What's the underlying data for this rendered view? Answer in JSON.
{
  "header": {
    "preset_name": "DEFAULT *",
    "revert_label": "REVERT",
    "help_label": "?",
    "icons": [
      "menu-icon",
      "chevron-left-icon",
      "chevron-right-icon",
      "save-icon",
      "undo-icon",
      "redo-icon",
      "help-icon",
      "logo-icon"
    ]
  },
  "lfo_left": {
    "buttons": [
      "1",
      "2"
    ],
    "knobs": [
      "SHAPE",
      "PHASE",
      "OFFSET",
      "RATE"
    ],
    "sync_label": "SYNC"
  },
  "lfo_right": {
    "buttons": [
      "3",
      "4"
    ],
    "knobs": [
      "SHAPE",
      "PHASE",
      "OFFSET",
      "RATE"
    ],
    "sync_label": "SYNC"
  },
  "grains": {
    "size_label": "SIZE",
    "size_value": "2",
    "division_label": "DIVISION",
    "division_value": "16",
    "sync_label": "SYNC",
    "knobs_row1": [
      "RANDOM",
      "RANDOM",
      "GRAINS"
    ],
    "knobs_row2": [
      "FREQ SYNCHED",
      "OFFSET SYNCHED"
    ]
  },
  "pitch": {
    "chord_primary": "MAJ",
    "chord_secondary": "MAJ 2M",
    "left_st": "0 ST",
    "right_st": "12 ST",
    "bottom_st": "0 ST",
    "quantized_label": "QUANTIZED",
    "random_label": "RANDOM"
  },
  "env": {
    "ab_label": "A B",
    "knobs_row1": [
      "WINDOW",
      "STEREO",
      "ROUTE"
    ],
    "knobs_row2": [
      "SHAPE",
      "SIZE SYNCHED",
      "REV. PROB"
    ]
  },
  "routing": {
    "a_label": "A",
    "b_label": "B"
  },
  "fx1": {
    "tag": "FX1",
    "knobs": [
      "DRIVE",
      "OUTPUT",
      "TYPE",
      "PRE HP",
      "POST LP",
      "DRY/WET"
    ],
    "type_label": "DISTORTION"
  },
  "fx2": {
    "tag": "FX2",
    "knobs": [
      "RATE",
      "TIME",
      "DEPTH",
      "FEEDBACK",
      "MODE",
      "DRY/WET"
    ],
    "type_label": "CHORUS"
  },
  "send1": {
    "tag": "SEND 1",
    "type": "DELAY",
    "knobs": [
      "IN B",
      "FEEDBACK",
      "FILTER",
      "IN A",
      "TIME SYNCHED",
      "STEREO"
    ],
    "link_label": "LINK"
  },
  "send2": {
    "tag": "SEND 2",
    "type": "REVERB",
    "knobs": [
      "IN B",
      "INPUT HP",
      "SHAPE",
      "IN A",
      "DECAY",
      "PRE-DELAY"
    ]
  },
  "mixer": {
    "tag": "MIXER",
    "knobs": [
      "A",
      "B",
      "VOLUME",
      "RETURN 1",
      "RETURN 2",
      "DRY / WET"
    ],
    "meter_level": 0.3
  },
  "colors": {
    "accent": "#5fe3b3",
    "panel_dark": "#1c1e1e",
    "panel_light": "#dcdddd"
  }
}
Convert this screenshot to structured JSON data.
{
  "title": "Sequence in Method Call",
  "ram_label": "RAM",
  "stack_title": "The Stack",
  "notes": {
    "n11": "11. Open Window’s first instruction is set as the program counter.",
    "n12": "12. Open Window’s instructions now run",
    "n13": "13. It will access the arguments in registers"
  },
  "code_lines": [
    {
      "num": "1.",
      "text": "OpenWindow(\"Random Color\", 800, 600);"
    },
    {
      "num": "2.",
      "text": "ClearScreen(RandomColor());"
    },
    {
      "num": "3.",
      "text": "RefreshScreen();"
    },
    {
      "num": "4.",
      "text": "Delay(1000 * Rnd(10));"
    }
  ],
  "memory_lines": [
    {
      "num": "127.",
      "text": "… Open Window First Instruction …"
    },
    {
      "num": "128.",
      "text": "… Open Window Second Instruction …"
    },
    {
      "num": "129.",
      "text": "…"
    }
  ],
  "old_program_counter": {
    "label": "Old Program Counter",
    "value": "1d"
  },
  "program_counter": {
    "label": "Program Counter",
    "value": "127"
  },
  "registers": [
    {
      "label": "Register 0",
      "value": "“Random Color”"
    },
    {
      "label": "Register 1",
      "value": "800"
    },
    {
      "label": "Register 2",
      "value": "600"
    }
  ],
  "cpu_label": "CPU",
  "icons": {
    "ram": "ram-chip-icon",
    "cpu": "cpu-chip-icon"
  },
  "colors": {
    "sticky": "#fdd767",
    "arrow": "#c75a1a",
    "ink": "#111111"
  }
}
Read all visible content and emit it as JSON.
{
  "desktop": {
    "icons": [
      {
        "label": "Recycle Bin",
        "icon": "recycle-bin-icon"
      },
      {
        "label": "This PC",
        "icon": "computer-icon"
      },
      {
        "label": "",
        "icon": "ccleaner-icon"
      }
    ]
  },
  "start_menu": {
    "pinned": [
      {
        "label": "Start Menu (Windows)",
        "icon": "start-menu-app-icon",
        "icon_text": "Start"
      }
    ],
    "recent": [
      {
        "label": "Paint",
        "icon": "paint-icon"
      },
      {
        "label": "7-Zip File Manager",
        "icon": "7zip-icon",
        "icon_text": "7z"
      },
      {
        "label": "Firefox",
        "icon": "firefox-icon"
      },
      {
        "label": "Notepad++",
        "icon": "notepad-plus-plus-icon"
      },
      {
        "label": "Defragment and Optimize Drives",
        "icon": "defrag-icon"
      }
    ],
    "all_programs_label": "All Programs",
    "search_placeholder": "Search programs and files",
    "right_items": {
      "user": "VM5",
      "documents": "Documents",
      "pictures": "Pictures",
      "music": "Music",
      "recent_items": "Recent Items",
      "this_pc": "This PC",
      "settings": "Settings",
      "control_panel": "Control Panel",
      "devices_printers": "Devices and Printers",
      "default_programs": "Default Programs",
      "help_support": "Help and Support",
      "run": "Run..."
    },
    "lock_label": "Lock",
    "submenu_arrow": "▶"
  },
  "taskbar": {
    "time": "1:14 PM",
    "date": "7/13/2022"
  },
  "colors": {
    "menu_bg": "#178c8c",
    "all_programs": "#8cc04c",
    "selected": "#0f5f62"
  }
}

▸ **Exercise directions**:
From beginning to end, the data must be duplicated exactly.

▸ **Solved problem**:
What's the underlying data for this rendered view? Answer in JSON.
{
  "header": {
    "preset_name": "DEFAULT *",
    "revert_label": "REVERT",
    "help_label": "?",
    "icons": [
      "menu-icon",
      "chevron-left-icon",
      "chevron-right-icon",
      "save-icon",
      "undo-icon",
      "redo-icon",
      "help-icon",
      "logo-icon"
    ]
  },
  "lfo_left": {
    "buttons": [
      "1",
      "2"
    ],
    "knobs": [
      "SHAPE",
      "PHASE",
      "OFFSET",
      "RATE"
    ],
    "sync_label": "SYNC"
  },
  "lfo_right": {
    "buttons": [
      "3",
      "4"
    ],
    "knobs": [
      "SHAPE",
      "PHASE",
      "OFFSET",
      "RATE"
    ],
    "sync_label": "SYNC"
  },
  "grains": {
    "size_label": "SIZE",
    "size_value": "2",
    "division_label": "DIVISION",
    "division_value": "16",
    "sync_label": "SYNC",
    "knobs_row1": [
      "RANDOM",
      "RANDOM",
      "GRAINS"
    ],
    "knobs_row2": [
      "FREQ SYNCHED",
      "OFFSET SYNCHED"
    ]
  },
  "pitch": {
    "chord_primary": "MAJ",
    "chord_secondary": "MAJ 2M",
    "left_st": "0 ST",
    "right_st": "12 ST",
    "bottom_st": "0 ST",
    "quantized_label": "QUANTIZED",
    "random_label": "RANDOM"
  },
  "env": {
    "ab_label": "A B",
    "knobs_row1": [
      "WINDOW",
      "STEREO",
      "ROUTE"
    ],
    "knobs_row2": [
      "SHAPE",
      "SIZE SYNCHED",
      "REV. PROB"
    ]
  },
  "routing": {
    "a_label": "A",
    "b_label": "B"
  },
  "fx1": {
    "tag": "FX1",
    "knobs": [
      "DRIVE",
      "OUTPUT",
      "TYPE",
      "PRE HP",
      "POST LP",
      "DRY/WET"
    ],
    "type_label": "DISTORTION"
  },
  "fx2": {
    "tag": "FX2",
    "knobs": [
      "RATE",
      "TIME",
      "DEPTH",
      "FEEDBACK",
      "MODE",
      "DRY/WET"
    ],
    "type_label": "CHORUS"
  },
  "send1": {
    "tag": "SEND 1",
    "type": "DELAY",
    "knobs": [
      "IN B",
      "FEEDBACK",
      "FILTER",
      "IN A",
      "TIME SYNCHED",
      "STEREO"
    ],
    "link_label": "LINK"
  },
  "send2": {
    "tag": "SEND 2",
    "type": "REVERB",
    "knobs": [
      "IN B",
      "INPUT HP",
      "SHAPE",
      "IN A",
      "DECAY",
      "PRE-DELAY"
    ]
  },
  "mixer": {
    "tag": "MIXER",
    "knobs": [
      "A",
      "B",
      "VOLUME",
      "RETURN 1",
      "RETURN 2",
      "DRY / WET"
    ],
    "meter_level": 0.3
  },
  "colors": {
    "accent": "#5fe3b3",
    "panel_dark": "#1c1e1e",
    "panel_light": "#dcdddd"
  }
}
Convert this screenshot to structured JSON data.
{
  "title": "Sequence in Method Call",
  "ram_label": "RAM",
  "stack_title": "The Stack",
  "notes": {
    "n11": "11. Open Window’s first instruction is set as the program counter.",
    "n12": "12. Open Window’s instructions now run",
    "n13": "13. It will access the arguments in registers"
  },
  "code_lines": [
    {
      "num": "1.",
      "text": "OpenWindow(\"Random Color\", 800, 600);"
    },
    {
      "num": "2.",
      "text": "ClearScreen(RandomColor());"
    },
    {
      "num": "3.",
      "text": "RefreshScreen();"
    },
    {
      "num": "4.",
      "text": "Delay(1000 * Rnd(10));"
    }
  ],
  "memory_lines": [
    {
      "num": "127.",
      "text": "… Open Window First Instruction …"
    },
    {
      "num": "128.",
      "text": "… Open Window Second Instruction …"
    },
    {
      "num": "129.",
      "text": "…"
    }
  ],
  "old_program_counter": {
    "label": "Old Program Counter",
    "value": "1d"
  },
  "program_counter": {
    "label": "Program Counter",
    "value": "127"
  },
  "registers": [
    {
      "label": "Register 0",
      "value": "“Random Color”"
    },
    {
      "label": "Register 1",
      "value": "800"
    },
    {
      "label": "Register 2",
      "value": "600"
    }
  ],
  "cpu_label": "CPU",
  "icons": {
    "ram": "ram-chip-icon",
    "cpu": "cpu-chip-icon"
  },
  "colors": {
    "sticky": "#fdd767",
    "arrow": "#c75a1a",
    "ink": "#111111"
  }
}
Read all visible content and emit it as JSON.
{
  "desktop": {
    "icons": [
      {
        "label": "Recycle Bin",
        "icon": "recycle-bin-icon"
      },
      {
        "label": "This PC",
        "icon": "computer-icon"
      },
      {
        "label": "",
        "icon": "ccleaner-icon"
      }
    ]
  },
  "start_menu": {
    "pinned": [
      {
        "label": "Start Menu (Windows)",
        "icon": "start-menu-app-icon",
        "icon_text": "Start"
      }
    ],
    "recent": [
      {
        "label": "Paint",
        "icon": "paint-icon"
      },
      {
        "label": "7-Zip File Manager",
        "icon": "7zip-icon",
        "icon_text": "7z"
      },
      {
        "label": "Firefox",
        "icon": "firefox-icon"
      },
      {
        "label": "Notepad++",
        "icon": "notepad-plus-plus-icon"
      },
      {
        "label": "Defragment and Optimize Drives",
        "icon": "defrag-icon"
      }
    ],
    "all_programs_label": "All Programs",
    "search_placeholder": "Search programs and files",
    "right_items": {
      "user": "VM5",
      "documents": "Documents",
      "pictures": "Pictures",
      "music": "Music",
      "recent_items": "Recent Items",
      "this_pc": "This PC",
      "settings": "Settings",
      "control_panel": "Control Panel",
      "devices_printers": "Devices and Printers",
      "default_programs": "Default Programs",
      "help_support": "Help and Support",
      "run": "Run..."
    },
    "lock_label": "Lock",
    "submenu_arrow": "▶"
  },
  "taskbar": {
    "time": "1:14 PM",
    "date": "7/13/2022"
  },
  "colors": {
    "menu_bg": "#178c8c",
    "all_programs": "#8cc04c",
    "selected": "#0f5f62"
  }
}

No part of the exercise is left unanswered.